Jan. 19 – A new Kremlin decree issued by President Dmitry Medvedev last week bans foreigners from buying land near federal borders.
The border zone was not clearly defined in legislation dating back to 2001. A ban on the ownership of real estate by foreigners has been in force in Russia’s border areas for some time, but the scope of the border area has not been definitively established.
The new decree lists 380 border areas in 48 regions around the country where foreign individuals and companies are not allowed to buy land.
The list incorporates mostly rural areas and small cities with the notable exception of the cities of Kaliningrad, Magadan, Murmansk, Pskov and Salekhard, the southern sea resort of Azov, and Kronstadt, a port town that is part of St. Petersburg.
Large swathes of most North Caucasus republics and the other regions in southern Russia made the list, along with parts of the Altai, Astrakhan, Primorye and Sakhalin regions and the republic of Karelia near the Finnish border.
The list also includes some territories with only sea borders, such as Dagestan’s Babayurt district and the republic’s capital, Makhachkala, both of which border Kazakhstan through the Caspian Sea.

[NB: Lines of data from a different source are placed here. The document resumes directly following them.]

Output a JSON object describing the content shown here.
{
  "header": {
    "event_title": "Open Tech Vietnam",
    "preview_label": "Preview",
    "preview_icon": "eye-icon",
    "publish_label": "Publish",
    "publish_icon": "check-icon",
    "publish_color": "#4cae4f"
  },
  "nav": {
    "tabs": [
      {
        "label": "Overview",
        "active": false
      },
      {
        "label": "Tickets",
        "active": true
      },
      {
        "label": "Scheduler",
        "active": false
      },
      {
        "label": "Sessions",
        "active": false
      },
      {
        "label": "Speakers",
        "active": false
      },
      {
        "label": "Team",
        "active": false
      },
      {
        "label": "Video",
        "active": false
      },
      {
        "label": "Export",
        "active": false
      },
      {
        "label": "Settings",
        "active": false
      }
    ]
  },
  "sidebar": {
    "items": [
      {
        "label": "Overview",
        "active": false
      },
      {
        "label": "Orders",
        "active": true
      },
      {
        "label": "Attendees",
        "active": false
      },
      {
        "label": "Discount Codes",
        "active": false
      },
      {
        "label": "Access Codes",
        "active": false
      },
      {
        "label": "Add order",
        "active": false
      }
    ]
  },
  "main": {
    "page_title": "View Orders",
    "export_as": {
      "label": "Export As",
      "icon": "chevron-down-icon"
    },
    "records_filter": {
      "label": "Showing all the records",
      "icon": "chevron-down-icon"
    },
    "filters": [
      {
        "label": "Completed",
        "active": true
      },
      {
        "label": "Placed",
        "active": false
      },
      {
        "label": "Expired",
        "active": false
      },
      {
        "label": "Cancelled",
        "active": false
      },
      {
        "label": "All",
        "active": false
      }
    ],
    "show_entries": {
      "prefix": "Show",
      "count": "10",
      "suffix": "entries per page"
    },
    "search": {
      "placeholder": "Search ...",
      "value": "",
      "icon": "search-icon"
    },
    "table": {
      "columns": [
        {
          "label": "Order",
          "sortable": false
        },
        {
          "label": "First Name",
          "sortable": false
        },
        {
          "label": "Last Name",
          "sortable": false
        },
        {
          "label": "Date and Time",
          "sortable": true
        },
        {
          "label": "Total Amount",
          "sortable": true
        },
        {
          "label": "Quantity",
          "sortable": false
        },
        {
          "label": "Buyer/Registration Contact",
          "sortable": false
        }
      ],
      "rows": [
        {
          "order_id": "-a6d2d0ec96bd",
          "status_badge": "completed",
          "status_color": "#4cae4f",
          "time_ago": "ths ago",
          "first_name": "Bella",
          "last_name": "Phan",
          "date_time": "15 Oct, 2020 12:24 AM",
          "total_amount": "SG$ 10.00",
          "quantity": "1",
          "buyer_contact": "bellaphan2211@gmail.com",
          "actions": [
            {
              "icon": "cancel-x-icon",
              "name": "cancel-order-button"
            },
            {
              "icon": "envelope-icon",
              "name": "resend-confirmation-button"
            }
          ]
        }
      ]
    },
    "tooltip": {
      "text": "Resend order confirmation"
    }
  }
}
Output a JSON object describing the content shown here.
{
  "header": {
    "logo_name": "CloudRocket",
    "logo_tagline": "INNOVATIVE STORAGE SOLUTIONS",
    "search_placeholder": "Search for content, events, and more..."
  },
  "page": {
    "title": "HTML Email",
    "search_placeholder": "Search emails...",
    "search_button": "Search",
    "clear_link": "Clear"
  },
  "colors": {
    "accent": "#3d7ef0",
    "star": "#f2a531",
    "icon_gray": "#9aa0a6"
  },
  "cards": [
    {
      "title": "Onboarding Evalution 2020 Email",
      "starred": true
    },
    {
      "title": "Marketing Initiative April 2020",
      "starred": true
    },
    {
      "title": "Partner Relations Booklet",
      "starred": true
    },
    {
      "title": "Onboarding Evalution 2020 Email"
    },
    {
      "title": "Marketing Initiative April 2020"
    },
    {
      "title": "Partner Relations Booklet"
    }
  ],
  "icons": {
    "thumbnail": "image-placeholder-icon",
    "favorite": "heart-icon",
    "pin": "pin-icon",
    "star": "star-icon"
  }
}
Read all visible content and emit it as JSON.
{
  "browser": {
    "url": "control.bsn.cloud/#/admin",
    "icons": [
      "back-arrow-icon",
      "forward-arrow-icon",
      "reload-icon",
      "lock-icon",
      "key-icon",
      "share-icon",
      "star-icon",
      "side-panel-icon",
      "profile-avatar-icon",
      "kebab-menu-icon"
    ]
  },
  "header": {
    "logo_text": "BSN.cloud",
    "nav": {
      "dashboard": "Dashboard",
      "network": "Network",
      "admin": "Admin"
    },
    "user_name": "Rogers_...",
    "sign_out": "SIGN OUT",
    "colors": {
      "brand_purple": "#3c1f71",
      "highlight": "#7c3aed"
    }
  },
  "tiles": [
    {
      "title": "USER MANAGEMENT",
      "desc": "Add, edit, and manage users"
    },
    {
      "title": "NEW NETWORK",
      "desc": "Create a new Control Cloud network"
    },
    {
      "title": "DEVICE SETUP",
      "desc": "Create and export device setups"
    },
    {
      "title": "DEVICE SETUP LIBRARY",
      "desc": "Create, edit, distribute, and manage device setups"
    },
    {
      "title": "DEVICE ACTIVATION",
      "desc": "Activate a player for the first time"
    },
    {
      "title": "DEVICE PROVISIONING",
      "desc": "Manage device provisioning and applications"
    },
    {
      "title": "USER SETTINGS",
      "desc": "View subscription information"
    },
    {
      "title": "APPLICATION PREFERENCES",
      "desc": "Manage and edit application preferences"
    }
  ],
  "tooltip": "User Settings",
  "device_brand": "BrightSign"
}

Finland is questioning the significance of the decree. Finland and Russia share a 1,250 kilometer common border that also serves as the border between Russia and the European Union.
According to Finnish broadcasting company YLE, the list of places where sales of land to foreigners or foreign companies is forbidden includes most of the areas along Finland’s eastern border, a total of 34 cities and districts.
Finland’s Ministry for Foreign Affairs has asked Russia to clarify what the ban means for Finns who already own land in the areas listed as out of limits to foreigners, as well as what the new rules mean for the future.
“If it is possible to buy here [in Finland], then it certainly must be permissible to buy on the other side of the border,” says Alexander Stubb, Minister for Foreign Affairs.
Russia’s Foreign Minister, Sergei Lavrov, says that the ban is not in violation of international law, pointing out that many other countries have similar restrictions.
Marja Liivala, an official at the Finnish Embassy in Moscow, says that Finland is now examining the exact implications of the move.
There are several different expressions in Russia for fixed property. The decree speaks of plots of land.
Liivala does not know how much land is under Finnish ownership in the border areas. She notes that a key question is how the decree affects foreign investment in Russia.
“Our interpretation is that it does not apply to Russian legal persons – including foreign investments registered in Russia.”
The ban appears aimed at preventing possible territorial disputes between Russia and its neighbors, such as the Kuril Islands with Japan, Abkhazia and South Ossetia with Georgia, and even Alaska, Nikolai Kazansky, director for investments and consulting at the St. Petersburg office of Colliers International, said to The Moscow Times.
He added, that foreign investors anyway prefer regions “with developed infrastructure,” which most border areas are not, Kazansky said.
Some analysts said the move may harm foreign investment into the country.
“It doesn’t matter who the owner of land, the main is if he meets requirements on its operation,” Anton Danilov-Danilyan from NGO Business Russia considers.
He believes the restriction is just worsening investment climate, but didn’t strengthen national security:
“If the foreigner will start to construct a defensive facility on the border area, he can be brought to responsibility under the current legislation.”